Collaborative Discussion

As executives and department heads, it is important to acknowledge the impact that millennials have on organizations. Make use of their talents and passions best by leading collaborative discussions that aim to foster innovative thinking. Display transparency when it comes to communication to keep the millennials invested in the company’s goals and objectives.

Appreciation of Diversity

In getting this generation to assume leadership roles and show more motivation, it’s important to not let generational stereotyping get in the way. Understand and look at the expectations and skill sets of each employee. Embrace generational differences and the different ways in which they get tasks done. By fostering intergenerational collaboration, company outcomes will improve.!Montgomery.photo for event materials1

Motivation

Baby Boomers are beginning to retire or scale back, meaning their previous leadership roles will need to be filled. The new generation will want to step in to fill the gap, but the challenge is in ensuring that the intention, passions, and skills are aligned with the previous generation in the right ways. It starts with the right motivation. The baby boomer generation has to motivate and align the new generation around the values and the goals established by the previous. Only then will the transition be seamless.

Brad Montgomery is a brand to trust when it comes to pushing for change in your workplace and inspiring millennial employees to bring out their best. Through his passion in motivation, you can escort your team out of mediocrity and into motivated dynamics that will surely lead to bigger and better company outcomes. Get in touch now with a keynote speaker that can bring about change.

In 1905, a huge factory complex called Hawthorne Works was built along the outskirts of Chicago for more than 40,000 workers.
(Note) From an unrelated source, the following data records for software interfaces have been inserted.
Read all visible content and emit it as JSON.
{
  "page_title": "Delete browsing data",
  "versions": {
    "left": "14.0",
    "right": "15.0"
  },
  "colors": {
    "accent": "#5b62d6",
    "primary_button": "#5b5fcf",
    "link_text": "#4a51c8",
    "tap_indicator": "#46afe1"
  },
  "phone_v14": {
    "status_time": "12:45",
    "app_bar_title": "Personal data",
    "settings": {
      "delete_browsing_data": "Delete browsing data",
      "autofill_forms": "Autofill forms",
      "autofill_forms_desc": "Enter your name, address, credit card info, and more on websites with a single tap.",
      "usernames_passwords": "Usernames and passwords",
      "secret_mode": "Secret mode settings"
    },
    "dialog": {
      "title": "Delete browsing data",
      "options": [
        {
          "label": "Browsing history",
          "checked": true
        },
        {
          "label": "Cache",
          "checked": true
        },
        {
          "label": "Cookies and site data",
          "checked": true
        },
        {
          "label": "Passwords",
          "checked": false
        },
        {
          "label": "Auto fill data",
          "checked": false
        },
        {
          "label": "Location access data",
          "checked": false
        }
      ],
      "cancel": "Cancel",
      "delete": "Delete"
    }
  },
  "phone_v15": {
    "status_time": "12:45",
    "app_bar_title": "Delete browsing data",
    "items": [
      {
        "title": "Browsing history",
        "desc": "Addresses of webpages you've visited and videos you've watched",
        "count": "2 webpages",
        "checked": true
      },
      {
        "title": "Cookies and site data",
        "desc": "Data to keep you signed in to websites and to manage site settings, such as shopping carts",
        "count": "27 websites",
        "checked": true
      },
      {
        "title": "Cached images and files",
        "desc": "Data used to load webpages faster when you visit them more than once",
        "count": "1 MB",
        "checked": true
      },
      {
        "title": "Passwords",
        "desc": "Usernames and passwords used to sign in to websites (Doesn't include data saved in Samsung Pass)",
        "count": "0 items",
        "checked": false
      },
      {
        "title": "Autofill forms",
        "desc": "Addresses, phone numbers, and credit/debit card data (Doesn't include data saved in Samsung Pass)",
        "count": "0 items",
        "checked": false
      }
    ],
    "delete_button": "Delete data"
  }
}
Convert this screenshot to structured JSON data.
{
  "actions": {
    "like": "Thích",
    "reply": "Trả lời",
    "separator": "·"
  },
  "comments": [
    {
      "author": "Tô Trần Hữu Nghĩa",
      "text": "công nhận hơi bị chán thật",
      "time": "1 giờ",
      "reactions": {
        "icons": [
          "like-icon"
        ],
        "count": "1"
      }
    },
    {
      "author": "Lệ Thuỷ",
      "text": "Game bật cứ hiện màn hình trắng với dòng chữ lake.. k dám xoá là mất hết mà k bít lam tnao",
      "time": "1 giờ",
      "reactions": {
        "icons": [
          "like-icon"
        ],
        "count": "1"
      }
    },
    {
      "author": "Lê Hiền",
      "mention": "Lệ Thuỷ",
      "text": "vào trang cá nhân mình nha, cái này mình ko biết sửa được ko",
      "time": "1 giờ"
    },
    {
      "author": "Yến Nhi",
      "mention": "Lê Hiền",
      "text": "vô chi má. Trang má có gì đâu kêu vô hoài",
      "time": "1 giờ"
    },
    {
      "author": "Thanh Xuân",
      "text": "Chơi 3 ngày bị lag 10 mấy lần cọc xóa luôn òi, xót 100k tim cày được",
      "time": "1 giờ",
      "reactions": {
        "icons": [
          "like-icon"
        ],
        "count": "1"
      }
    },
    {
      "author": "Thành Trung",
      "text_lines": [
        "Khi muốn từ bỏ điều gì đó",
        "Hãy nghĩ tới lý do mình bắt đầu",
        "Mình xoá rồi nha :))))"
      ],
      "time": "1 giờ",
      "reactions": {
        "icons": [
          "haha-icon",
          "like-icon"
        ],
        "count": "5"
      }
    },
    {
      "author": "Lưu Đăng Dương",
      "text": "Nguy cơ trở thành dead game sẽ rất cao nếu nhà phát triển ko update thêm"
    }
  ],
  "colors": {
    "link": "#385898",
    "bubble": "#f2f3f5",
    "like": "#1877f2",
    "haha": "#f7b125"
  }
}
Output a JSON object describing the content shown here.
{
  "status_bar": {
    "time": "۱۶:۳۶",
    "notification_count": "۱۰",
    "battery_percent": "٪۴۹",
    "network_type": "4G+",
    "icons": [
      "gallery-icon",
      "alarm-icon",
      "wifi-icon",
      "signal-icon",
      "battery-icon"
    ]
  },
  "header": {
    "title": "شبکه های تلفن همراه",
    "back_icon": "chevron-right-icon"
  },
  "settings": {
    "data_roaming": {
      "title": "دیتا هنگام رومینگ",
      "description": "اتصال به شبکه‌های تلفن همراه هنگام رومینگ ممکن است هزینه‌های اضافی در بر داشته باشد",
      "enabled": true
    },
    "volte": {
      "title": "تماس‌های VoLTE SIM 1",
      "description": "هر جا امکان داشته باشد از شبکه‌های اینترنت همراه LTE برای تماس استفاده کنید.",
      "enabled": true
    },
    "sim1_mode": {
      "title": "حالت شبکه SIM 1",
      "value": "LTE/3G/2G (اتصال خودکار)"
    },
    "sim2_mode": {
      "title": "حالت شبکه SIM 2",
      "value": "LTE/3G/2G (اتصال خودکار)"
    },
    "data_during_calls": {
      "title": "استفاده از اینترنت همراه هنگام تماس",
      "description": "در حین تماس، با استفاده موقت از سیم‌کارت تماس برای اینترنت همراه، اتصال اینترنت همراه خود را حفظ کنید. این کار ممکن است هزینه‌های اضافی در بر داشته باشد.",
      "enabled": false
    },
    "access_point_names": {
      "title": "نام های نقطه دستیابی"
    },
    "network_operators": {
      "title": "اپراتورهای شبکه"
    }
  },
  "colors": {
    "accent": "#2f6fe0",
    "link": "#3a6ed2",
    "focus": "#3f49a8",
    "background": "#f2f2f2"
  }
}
Motivating employees then was a big challenge, so in 1924, the company commissioned a study to see whether changing the light levels inside the factory would affect worker productivity.

When they increased the level of light, productivity skyrocketed.

They also found, however, that worker productivity increased when the level of light was decreased. What’s going on?

The Hawthorne Effect

It turns out that it’s not the amount of light that motivates employees to work — it’s the awareness that they are being watched and that the management is interested in their welfare that motivates them.IMG_3355

Start paying attention to your people today, because the mere act of showing them that you’re concerned about them, their job, and their welfare will most likely spur them to display better job performance. Workers are more motivated by emotional than economic factors — or by being involved and feeling important, rather than by improving their workplace conditions.

That’s the Hawthorne Effect.

Applying the Hawthorne Effect

Let’s say you’ve taken a group of employees and gave them specialized training and seminars. Without saying a word, you just gave these employees the feeling that they are so valuable to the company that you’re willing to spend time and money to develop their skills. They feel that they are on the ladder to the top, and that motivates them to work harder and better. That’s the Hawthorne Effect at work.

Employees Become Happier, More Confident

The researchers of the Hawthorne Studies reinforced the power of the social setting and peer group dynamics later in the research.

The employees formed a social group that also included an observer. They talked and shared jokes, and started meeting socially outside of work. When the group was singled out from the rest of the employees, it raised their self-esteem. They felt happier at work and felt like part of the team, and the employer secured their cooperation and loyalty.

Put the Hawthorne effect to use by providing your team with a series of training and seminars. While you’re at it, look for a speaker that’s doesn’t present a canned program, but rather a custom one that keeps everyone on the edge of their seats.

I’m Brad Montgomery — an author, a blogger, a business owner — and I have a message that you and your employees would all love to hear. I hope to hear from you soon!